CopyCat pretends to be a legitimate app and then steals ad revenue. One of the apps that CopyCat pretended to be was SimSimi, which had over 50 million downloads on the Google Play store. When Android users downloaded the fake SimSimi from a third party store, the CopyCat malware would collect data about the device and download rootkits. CopyCat was programmed to wait until the device restarted before attempting to root it in an effort to avoid suspicion.

Rooting the device would cut off its security system. To root the device, CopyCat exploited six different vulnerabilities that users neglected to patch. After rooting the device, the adware would then hijack the device’s Zygote, which is the process that launches apps. Through Zygote, CopyCat figures out every app that the user has downloaded and opened. Eventually the malware would replace the Referred ID on users’ apps with its own. Every ad that launched through an app on an infected device would send money to the hackers instead of the app creators.

The malware peaked in April and May 2016. Google’s Play Protect security measure ensured that Android users who downloaded apps through the Google Play store weren’t affected by CopyCat. However, users who downloaded apps from unsecure third party stores were more likely to have their devices infected by the malware. Google believes that fewer than 50,000 Android devices around the world are still vulnerable to being infected by CopyCat, although the malware is not at its peak anymore.

Even though CopyCat isn’t much of a threat now, companies with BYOD policies should consider how adware can impact the company’s network security. It’s possible for an employee to inadvertently download a malicious app onto their mobile device, which they also use for work. Below are three ways that show how endpoint security software can help companies with BYOD policies secure their networks:

Whitelisting and blacklisting applications: Endpoint Security software can help IT departments approve applications that are safe to use throughout the enterprise. Application whitelisting can guarantee that employees are using safe and familiar programs.
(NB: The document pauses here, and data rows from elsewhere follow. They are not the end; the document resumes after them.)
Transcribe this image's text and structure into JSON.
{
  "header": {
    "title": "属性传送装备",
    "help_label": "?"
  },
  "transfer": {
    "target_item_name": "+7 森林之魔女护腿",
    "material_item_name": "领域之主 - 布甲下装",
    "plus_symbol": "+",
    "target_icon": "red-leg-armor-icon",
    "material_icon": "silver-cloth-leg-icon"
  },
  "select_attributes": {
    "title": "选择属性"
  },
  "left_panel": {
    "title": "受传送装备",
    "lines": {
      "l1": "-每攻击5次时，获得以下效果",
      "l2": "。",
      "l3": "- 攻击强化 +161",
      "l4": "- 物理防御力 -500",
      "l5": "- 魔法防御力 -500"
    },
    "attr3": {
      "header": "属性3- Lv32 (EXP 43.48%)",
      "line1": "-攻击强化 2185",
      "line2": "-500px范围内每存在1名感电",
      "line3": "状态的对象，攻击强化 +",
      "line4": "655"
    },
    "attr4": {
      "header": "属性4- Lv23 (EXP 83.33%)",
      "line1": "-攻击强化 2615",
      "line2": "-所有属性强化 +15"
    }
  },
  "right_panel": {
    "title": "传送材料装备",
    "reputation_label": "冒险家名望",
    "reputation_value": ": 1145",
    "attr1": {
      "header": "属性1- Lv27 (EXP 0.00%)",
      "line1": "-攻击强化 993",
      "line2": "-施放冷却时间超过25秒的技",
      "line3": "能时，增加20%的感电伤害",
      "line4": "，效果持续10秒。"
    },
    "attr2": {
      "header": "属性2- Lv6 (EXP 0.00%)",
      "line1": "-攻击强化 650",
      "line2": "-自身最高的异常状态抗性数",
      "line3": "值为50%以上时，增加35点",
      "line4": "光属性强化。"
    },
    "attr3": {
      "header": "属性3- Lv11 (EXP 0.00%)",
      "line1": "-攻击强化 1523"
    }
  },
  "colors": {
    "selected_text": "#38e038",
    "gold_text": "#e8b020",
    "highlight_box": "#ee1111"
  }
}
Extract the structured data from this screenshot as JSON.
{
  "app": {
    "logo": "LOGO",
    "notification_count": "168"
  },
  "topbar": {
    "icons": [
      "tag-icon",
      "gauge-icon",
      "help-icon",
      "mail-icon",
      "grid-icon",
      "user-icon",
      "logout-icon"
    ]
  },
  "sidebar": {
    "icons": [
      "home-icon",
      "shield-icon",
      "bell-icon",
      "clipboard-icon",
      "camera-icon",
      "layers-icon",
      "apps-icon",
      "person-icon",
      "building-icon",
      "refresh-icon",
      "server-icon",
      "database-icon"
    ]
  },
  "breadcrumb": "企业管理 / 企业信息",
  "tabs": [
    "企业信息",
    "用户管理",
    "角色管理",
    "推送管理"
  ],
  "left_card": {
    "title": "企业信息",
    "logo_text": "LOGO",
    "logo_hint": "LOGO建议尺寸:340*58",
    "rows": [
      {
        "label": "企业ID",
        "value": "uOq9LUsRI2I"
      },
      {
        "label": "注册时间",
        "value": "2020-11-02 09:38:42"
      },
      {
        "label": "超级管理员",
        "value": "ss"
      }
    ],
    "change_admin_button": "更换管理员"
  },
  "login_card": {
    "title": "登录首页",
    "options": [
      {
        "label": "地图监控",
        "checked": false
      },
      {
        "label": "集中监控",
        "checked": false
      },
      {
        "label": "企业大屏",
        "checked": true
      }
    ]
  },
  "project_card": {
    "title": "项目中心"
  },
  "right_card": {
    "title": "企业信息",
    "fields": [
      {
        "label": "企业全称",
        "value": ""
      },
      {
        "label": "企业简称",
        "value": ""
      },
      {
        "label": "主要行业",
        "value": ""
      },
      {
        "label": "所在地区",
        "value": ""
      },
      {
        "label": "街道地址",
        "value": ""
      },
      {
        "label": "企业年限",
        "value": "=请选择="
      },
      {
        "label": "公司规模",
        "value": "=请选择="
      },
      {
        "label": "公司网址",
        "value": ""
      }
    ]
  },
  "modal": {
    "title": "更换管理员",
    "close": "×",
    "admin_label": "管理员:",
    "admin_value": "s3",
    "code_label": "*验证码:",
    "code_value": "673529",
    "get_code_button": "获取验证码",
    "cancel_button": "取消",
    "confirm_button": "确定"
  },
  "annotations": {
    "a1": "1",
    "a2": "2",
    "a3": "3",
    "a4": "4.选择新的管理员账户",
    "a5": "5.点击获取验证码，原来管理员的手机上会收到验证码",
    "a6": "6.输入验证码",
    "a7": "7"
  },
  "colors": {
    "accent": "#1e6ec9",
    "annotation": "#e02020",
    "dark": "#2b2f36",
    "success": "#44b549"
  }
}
By blacklisting unfamiliar applications, IT teams can ensure that malware doesn’t make it onto company networks.
Conduct vulnerability audits: By scanning devices for vulnerabilities, IT departments can use endpoint software to uncover gaps in security. CopyCat was able to spread through vulnerabilities that users didn’t get around to patching. By regularly monitoring for vulnerabilities, companies can identify and remediate any gaps before they have a chance to be exploited.
Monitor networks: Companies should monitor their networks for suspicious activity and users. Consistent monitoring allows IT departments to find any anomalies in activity. Monitoring networks with endpoint software also allows IT departments to detect cyber threats before they have a chance to deploy and cause damage.

As adware becomes more insidious and difficult to detect, companies should prioritize regularly conducting security audits and monitoring networks. With Endpoint Security Software that monitors for threats and remediates gaps, companies can keep their networks secure from malicious actors and adware.